[Records provided — start]

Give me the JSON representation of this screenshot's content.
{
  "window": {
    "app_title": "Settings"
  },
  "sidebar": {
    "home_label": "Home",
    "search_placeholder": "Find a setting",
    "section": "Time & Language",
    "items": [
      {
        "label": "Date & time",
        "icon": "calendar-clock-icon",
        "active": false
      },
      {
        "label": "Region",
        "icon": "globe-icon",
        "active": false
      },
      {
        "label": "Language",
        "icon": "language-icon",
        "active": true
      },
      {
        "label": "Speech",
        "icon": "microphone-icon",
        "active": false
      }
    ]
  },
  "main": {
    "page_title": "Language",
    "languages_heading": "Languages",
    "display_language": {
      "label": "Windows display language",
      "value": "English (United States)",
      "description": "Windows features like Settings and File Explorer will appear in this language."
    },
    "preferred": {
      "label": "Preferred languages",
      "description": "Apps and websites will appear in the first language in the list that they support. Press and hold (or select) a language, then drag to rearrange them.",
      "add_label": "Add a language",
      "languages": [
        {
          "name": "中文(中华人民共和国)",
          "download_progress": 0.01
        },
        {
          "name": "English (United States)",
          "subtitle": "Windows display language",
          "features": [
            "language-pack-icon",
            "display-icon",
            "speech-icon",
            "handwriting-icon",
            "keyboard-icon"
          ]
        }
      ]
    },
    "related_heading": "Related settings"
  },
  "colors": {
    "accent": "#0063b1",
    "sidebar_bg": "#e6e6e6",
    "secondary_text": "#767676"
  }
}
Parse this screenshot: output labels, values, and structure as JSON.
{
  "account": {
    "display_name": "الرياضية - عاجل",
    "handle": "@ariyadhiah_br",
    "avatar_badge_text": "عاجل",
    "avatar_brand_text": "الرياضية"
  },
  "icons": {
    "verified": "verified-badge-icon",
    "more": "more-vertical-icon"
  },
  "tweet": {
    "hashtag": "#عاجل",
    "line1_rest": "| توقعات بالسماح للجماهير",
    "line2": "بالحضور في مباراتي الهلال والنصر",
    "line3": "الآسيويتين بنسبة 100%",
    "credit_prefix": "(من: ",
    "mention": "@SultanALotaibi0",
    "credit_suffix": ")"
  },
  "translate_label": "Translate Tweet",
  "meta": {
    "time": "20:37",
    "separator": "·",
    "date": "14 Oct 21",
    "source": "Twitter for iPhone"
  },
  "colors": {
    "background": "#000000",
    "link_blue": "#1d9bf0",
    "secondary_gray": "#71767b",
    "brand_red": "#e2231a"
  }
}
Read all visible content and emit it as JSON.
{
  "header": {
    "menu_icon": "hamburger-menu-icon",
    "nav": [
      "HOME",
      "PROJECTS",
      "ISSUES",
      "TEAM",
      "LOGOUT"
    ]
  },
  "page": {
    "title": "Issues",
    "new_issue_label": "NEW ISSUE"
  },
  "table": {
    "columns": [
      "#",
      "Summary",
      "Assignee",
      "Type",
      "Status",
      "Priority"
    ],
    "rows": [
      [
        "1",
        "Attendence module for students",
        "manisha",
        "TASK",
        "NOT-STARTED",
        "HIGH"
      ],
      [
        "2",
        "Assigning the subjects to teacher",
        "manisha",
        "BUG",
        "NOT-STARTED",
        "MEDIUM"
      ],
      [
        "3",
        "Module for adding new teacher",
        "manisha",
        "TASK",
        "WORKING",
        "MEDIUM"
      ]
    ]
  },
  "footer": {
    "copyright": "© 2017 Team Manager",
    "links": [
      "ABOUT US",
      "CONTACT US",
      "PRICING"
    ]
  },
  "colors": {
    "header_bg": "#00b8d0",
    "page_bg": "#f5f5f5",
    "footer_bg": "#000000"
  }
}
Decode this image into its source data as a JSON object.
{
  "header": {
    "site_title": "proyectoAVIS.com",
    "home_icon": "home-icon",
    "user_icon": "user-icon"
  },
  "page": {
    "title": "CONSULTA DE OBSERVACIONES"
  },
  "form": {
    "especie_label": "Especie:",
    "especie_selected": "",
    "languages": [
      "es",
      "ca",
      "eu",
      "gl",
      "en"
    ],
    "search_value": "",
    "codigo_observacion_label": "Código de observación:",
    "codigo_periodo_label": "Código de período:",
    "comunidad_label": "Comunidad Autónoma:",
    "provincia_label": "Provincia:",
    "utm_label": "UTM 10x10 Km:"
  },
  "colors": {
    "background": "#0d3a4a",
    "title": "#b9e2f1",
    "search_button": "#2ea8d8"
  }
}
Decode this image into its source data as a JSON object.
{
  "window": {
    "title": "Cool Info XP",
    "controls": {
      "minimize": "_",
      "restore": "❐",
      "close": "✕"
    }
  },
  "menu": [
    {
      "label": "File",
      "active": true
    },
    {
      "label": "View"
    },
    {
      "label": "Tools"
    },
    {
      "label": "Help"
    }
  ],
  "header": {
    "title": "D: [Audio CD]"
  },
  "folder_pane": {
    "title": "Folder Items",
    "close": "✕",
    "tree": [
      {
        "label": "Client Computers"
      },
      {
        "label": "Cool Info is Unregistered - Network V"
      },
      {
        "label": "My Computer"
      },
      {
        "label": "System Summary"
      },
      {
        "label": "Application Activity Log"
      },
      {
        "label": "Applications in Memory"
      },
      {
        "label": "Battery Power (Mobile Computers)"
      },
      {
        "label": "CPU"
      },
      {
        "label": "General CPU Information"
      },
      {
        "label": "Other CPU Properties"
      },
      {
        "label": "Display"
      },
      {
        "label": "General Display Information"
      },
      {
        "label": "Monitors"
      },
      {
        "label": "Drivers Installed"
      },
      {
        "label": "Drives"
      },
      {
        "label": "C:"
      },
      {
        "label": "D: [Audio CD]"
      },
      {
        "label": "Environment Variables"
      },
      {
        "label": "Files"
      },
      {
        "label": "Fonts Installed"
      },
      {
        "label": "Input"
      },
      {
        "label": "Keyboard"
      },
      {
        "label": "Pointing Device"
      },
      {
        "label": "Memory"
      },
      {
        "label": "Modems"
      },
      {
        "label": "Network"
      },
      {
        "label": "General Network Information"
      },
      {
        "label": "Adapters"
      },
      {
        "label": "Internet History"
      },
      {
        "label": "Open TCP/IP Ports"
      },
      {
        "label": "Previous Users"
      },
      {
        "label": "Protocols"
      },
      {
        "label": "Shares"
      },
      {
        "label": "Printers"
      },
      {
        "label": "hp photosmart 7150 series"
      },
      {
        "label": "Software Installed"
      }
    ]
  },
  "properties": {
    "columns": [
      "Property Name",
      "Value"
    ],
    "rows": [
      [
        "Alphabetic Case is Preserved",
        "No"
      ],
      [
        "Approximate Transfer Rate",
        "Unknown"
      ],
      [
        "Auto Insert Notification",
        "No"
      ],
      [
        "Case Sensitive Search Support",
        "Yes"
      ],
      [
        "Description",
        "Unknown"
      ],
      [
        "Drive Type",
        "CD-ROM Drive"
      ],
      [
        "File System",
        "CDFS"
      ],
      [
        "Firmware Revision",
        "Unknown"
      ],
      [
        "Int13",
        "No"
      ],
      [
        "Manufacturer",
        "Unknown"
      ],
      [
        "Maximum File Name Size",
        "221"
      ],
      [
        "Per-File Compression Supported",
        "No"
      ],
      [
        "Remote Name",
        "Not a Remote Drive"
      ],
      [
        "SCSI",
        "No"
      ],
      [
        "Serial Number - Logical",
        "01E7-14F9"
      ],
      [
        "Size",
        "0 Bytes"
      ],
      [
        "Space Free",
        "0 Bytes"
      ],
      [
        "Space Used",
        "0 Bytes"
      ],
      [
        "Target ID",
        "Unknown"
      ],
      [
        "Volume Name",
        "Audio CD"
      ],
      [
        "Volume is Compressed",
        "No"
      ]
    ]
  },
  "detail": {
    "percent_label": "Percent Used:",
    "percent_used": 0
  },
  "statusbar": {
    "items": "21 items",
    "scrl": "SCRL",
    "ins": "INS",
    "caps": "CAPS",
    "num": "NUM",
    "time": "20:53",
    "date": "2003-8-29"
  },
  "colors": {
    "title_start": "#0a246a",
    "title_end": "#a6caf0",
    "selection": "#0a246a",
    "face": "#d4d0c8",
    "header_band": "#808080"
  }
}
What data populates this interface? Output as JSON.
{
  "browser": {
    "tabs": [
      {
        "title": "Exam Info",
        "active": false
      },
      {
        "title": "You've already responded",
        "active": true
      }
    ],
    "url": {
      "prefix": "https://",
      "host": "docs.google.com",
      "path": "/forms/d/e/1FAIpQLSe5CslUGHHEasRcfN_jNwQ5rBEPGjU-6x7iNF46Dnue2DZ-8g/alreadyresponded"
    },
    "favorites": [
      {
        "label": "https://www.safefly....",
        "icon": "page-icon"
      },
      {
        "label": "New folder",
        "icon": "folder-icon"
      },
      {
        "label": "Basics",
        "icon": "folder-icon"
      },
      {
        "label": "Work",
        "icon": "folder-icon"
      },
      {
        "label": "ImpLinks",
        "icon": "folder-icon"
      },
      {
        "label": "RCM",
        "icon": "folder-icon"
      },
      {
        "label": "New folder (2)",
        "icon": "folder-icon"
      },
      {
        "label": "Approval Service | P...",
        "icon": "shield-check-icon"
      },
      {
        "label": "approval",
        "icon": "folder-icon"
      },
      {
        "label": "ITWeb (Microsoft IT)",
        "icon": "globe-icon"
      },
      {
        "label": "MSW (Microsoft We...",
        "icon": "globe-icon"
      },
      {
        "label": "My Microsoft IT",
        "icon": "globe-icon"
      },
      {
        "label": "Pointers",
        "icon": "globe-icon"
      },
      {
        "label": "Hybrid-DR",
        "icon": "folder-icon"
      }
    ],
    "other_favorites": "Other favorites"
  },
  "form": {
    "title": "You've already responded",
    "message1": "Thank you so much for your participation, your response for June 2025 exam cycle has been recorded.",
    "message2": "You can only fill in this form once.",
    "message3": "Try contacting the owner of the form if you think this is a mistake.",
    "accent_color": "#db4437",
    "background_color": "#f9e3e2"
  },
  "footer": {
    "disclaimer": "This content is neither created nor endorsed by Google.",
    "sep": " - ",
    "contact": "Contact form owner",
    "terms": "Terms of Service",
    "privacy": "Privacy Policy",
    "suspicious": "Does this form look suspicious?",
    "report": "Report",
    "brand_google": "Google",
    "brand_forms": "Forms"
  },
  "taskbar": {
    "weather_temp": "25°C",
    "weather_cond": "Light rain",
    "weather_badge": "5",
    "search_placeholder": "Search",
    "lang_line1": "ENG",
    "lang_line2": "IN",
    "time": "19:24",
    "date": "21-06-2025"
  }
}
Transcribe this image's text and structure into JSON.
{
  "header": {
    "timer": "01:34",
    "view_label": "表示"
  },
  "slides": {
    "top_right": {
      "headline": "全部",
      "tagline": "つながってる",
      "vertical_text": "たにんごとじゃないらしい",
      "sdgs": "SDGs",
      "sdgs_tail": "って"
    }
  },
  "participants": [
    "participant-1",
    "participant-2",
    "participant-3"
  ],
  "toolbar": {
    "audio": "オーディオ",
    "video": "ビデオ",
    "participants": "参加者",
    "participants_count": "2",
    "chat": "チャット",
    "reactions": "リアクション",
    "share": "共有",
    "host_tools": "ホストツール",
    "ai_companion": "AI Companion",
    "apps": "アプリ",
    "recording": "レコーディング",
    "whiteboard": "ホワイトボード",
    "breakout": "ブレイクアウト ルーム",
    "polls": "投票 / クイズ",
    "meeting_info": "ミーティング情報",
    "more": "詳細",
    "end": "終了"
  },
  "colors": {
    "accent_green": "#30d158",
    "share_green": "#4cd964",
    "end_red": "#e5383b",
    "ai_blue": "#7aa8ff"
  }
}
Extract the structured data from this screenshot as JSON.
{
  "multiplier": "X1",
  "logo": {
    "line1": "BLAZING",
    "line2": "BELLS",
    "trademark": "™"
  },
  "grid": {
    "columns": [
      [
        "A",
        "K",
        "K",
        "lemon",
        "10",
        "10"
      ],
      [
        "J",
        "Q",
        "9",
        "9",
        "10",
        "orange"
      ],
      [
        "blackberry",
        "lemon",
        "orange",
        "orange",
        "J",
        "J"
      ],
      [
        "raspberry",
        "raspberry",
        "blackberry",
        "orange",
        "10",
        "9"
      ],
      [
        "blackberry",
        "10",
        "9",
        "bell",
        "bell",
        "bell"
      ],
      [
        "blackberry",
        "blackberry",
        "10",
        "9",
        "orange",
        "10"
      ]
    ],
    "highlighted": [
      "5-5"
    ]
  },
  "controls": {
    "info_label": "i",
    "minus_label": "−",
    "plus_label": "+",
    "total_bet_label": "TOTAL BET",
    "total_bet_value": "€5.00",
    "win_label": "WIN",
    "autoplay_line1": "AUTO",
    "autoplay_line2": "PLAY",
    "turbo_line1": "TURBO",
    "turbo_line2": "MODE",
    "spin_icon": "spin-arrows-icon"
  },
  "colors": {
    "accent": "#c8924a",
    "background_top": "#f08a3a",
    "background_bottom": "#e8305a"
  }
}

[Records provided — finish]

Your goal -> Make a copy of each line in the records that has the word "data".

Problem solution ->
Decode this image into its source data as a JSON object.
Decode this image into its source data as a JSON object.
What data populates this interface? Output as JSON.
Extract the structured data from this screenshot as JSON.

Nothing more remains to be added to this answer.